In this public seminar, Dr Tim Legrand will explore the landscape of a digital democracy, underlining the growing vulnerabilities of core democratic institutions and practices to intrusion, attack and subversion. Dr Adam Henschke will look at some of the ethical questions around cyber security, such as whether to increase government capacity at the cost of individual privacy, and whether the democratic process can be secured without countering core liberal ideals. Ms Jacinta Carroll will consider the problem from a policy perspective with possible initiatives to deal with these challenges.
This event will be followed by a light lunch and workshop exercise - registration required
Cyber attack 2018: the dilemmas and politics of infrastructure protection
Register: Participation in this workshop requires registration as numbers are limited. Please RSVP to email@example.com to secure a place.
This exercise explores the vulnerability of Australian critical infrastructure to cyber attack. The past five years have seen exponential growth in attacks on critical processes and infrastructures around the world. Anticipating how these attacks can affect national interests is fundamental to effective pre-crisis planning. Using a hypothetical scenario derived from known plausible and actual threats, this exercise puts participants in the heart of the dilemmas of risk-assessment and decision-making for national security officials. Playing the roles of advisers and responders, participants in the workshop will be guided by Dr Legrand and Dr Henschke as they work in small groups to develop arguments, strategies and tactics to respond to the ‘crisis’.
Dr Tim Legrand is a Lecturer at the ANU National Security College. His interdisciplinary research concerns the structures, management and processes of public administration. His work draws on, and contributes to political science, law, international relations, security studies and public policy around several research streams that include international policy transfer, evidence-based policy-making, transgovernmental policy networks, the governance of national security and emergency policy, and crisis management. Dr Legrand has worked as a policy consultant for the UK Home Office, the Ministry of Justice, the Department of Health and the Department for Communities and Local Government.
Dr Adam Henschke is a Lecturer and Graduate Convenor at the ANU National Security College. His main research interests are in ethics and philosophy as they relate to national security, and he has published on military ethics, privacy, surveillance and emerging technologies. He is currently looking at issues that arise at the interface between cyber technologies, national security and ethics. Dr Henschke is an adjunct Research Fellow at the Centre for Applied Philosophy and Public Ethics at Charles Sturt University and is secretary of the Asia Pacific chapter of the International Society of Military Ethics. His sole-authored book, Ethics in the Age of Surveillance, has recently been published by Cambridge University Press.

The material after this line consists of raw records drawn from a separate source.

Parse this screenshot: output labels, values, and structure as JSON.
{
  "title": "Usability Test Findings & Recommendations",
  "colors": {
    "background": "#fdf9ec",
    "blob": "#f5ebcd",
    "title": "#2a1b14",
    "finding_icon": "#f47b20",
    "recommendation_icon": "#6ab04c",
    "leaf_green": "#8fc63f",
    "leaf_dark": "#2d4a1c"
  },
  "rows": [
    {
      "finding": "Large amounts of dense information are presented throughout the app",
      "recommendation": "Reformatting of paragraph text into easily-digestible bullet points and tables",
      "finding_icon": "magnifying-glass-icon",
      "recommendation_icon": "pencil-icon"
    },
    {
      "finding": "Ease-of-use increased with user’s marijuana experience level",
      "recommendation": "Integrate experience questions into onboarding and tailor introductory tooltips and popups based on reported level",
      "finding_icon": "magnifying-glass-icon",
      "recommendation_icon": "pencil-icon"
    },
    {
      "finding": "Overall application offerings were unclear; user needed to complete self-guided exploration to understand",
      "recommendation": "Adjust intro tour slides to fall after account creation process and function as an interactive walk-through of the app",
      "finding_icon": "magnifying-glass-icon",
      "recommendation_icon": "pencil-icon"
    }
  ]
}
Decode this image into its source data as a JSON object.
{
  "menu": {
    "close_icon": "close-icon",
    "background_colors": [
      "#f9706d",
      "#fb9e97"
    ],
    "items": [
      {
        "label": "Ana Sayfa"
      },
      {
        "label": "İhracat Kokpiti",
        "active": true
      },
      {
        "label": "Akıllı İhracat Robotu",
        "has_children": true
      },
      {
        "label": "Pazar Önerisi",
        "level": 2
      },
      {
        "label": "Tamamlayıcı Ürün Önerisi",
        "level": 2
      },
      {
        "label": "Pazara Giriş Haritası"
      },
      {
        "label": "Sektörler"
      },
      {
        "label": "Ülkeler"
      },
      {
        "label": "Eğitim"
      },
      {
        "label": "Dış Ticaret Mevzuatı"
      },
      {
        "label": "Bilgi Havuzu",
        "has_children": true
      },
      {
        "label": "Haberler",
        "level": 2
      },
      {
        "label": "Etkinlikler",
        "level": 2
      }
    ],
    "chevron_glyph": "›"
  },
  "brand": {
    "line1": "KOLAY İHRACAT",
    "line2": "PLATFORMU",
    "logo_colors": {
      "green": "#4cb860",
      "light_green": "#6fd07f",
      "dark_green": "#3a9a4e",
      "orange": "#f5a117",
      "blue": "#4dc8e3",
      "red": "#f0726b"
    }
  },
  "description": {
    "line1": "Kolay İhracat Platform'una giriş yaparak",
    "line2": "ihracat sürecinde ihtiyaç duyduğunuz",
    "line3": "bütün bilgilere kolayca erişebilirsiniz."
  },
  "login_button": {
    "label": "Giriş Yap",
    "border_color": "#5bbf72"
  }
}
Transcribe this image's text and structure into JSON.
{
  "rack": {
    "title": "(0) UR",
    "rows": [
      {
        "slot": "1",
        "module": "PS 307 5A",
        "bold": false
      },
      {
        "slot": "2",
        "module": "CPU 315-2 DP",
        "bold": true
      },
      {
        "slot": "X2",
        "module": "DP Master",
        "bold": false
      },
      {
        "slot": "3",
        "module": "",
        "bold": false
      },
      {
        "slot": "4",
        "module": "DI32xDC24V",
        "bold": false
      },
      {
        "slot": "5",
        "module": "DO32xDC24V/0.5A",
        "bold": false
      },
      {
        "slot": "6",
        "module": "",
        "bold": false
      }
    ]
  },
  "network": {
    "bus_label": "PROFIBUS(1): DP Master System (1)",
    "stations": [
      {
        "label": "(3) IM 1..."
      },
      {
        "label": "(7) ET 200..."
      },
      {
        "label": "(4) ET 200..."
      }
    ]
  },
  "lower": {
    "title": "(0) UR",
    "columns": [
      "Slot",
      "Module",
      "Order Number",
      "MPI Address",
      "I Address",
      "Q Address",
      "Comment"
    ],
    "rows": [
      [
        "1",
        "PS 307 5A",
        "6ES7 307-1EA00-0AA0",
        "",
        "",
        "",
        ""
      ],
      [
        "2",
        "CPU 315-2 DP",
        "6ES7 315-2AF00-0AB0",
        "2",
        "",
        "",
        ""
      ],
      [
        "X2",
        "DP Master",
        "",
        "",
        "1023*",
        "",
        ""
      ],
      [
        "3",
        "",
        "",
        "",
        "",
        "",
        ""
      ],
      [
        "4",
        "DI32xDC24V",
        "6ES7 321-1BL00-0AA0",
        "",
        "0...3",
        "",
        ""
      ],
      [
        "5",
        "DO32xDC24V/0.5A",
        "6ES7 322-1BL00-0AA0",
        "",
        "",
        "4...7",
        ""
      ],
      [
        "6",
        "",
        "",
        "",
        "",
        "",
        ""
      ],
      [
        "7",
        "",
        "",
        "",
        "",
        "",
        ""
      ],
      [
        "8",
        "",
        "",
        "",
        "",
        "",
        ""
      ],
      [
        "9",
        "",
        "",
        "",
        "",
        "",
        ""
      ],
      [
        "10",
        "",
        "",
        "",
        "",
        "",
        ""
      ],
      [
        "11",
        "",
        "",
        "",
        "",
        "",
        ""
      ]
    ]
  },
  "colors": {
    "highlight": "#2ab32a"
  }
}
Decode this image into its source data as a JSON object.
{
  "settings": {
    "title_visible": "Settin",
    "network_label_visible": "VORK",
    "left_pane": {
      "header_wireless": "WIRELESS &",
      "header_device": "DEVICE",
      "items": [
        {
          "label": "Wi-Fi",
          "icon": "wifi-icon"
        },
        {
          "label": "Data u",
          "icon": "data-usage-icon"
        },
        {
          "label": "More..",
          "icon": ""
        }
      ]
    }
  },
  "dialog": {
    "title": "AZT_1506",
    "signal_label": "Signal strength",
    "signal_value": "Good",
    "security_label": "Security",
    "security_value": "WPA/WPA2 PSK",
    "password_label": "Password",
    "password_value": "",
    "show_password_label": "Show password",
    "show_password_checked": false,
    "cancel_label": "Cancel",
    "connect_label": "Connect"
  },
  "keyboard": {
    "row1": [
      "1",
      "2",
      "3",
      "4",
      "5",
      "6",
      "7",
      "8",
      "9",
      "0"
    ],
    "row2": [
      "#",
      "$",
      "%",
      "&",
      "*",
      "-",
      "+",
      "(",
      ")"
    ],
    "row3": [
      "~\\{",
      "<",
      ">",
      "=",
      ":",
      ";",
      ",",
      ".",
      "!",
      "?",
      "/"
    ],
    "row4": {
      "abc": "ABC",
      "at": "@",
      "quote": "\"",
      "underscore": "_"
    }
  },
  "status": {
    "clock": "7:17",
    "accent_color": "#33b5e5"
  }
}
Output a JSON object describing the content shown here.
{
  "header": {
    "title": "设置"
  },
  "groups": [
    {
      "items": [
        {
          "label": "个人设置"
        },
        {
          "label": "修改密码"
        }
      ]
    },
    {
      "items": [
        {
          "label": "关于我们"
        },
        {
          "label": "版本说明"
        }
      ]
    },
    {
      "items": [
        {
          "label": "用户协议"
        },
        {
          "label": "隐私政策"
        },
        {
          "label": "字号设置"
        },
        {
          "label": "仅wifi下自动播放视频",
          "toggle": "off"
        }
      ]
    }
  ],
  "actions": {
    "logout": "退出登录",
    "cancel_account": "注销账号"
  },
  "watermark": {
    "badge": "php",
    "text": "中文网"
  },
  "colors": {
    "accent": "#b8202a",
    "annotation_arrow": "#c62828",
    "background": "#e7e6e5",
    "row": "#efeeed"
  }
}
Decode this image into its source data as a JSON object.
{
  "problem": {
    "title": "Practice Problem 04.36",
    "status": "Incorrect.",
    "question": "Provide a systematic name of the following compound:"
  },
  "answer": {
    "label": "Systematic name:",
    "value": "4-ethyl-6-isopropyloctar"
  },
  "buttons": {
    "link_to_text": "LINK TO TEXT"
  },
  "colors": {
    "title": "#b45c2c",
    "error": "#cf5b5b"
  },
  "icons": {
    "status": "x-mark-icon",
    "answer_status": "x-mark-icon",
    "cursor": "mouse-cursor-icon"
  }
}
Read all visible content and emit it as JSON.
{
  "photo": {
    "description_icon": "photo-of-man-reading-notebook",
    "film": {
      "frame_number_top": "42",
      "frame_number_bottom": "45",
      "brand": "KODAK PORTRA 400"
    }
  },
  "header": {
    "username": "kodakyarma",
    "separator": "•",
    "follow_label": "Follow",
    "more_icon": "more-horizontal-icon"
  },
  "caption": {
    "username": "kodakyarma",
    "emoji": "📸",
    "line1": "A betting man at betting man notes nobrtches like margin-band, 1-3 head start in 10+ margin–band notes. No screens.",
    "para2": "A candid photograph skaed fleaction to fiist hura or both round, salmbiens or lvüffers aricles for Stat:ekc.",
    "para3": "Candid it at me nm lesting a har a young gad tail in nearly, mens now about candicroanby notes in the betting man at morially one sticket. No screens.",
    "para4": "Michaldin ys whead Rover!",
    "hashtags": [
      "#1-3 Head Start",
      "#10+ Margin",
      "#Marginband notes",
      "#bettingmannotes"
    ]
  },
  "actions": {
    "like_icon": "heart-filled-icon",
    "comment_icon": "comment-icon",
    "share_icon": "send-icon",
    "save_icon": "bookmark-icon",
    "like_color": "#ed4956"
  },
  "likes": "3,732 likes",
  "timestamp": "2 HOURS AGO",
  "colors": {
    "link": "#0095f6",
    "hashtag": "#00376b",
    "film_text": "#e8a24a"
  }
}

Jacinta Carroll joined the ANU National Security College in August 2017 as the Director, National Security Policy. For the past two years she was the inaugural Head of the Counter Terrorism Policy Centre at the Australian Strategic Policy Institute. Prior that, Ms Carroll held a variety of senior executive appointments in the Australian Government, including in the Department of Defence and the Attorney-General’s Department. Her career experience includes working on national security, counter-terrorism, strategic policy, border security, military operations, campaign planning and scenario development, information management, and international policy with a particular focus on the Middle East and Afghanistan. She has served in Iraq.